Lawmakers in both the House and Senate have proposed legislation to compensate victims of the Iran hostage crisis with an extra fee on fines paid by persons and companies who do business with Iran in violation of U.S. sanctions.
Islamic militants stormed the U.S. embassy in 1979 and imprisoned the 52 hostages for more than 14 months. The United States secured the release of the prisoners through the 1981 Algiers Accords, but that same agreement barred the freed hostages from suing Iran for damages in U.S. courts.
Last year’s release of the Oscar-winning film Argo renewed an urgency to assist the hostages, Tom Lankford, a lawyer for the former prisoners and their families, told the Washington Free Beacon. The film depicts a CIA operation that successfully freed six Americans from bondage in Tehran by disguising them as a Canadian film crew.
“When the hostages returned in 1981, we had just been through the Vietnam War,” Lankford told the Free Beacon. “The country was depressed and their confidence was shaken. Everybody looked on the bright side.”
“The dark side of the captivity—the torture, pain, and suffering of these folks—was not focused on because the national psyche couldn’t take it.”
The recent legislative push comes after the U.S. Supreme Court last year declined to review a case involving the hostages to avoid wading into foreign affairs.
Lankford, who has filed multiple lawsuits on behalf of about 140 former hostages and family members since 1999, said many of his clients suffer from depression and posttraumatic stress disorder. One of the former hostages who was tortured, ex-CIA agent Phillip Ward, committed suicide last year.
“A number of them never made it back. They came back physically, but not mentally,” Lankford said.
Many of the former hostages say they are haunted by the sounds of Iranian political prisoners suffocated by hoses forced down their throats. Some of the hostages were blindfolded before experiencing mock executions.
“They felt the next time the prison door opened there would be a ‘clang,’ and it would be the last sound they ever heard,” Lankford said.
Steven Lauterbach, an embassy officer who slashed his wrists at the Iranian prison, told National Journal that the ordeal has never left him.
“It’s never completely in the past,” he said. “You’re always in the shadow of it, psychologically.”
Lankford said the bipartisan passage of a bill by the Senate Foreign Relations Committee offers the best chance yet for the hostages to finally be compensated.

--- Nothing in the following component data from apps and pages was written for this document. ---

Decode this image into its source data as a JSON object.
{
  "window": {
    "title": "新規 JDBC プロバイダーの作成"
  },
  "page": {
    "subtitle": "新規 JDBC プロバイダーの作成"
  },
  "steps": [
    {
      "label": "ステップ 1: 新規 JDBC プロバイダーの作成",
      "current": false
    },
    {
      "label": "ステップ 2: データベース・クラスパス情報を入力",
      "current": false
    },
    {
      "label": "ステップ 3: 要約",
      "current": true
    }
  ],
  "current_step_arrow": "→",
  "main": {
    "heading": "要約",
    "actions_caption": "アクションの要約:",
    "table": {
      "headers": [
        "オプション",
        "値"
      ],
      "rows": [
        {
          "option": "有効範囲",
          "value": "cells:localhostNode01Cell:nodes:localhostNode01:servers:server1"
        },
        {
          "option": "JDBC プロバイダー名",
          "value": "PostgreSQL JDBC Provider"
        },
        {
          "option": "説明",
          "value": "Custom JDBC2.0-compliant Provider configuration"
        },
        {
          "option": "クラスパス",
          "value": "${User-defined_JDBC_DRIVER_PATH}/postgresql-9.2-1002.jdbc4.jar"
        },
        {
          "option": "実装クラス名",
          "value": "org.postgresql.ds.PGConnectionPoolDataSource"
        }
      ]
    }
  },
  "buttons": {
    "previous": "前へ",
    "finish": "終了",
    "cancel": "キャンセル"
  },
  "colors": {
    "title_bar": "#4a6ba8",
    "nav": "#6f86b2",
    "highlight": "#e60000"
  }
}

The Senate bill would award each hostage $10,000 per day of captivity, or $4.4 million total, in funds drawn from fines and penalties from sanction violations.
“I think this year at last we’ll finally see relief and reparations,” Lankford said.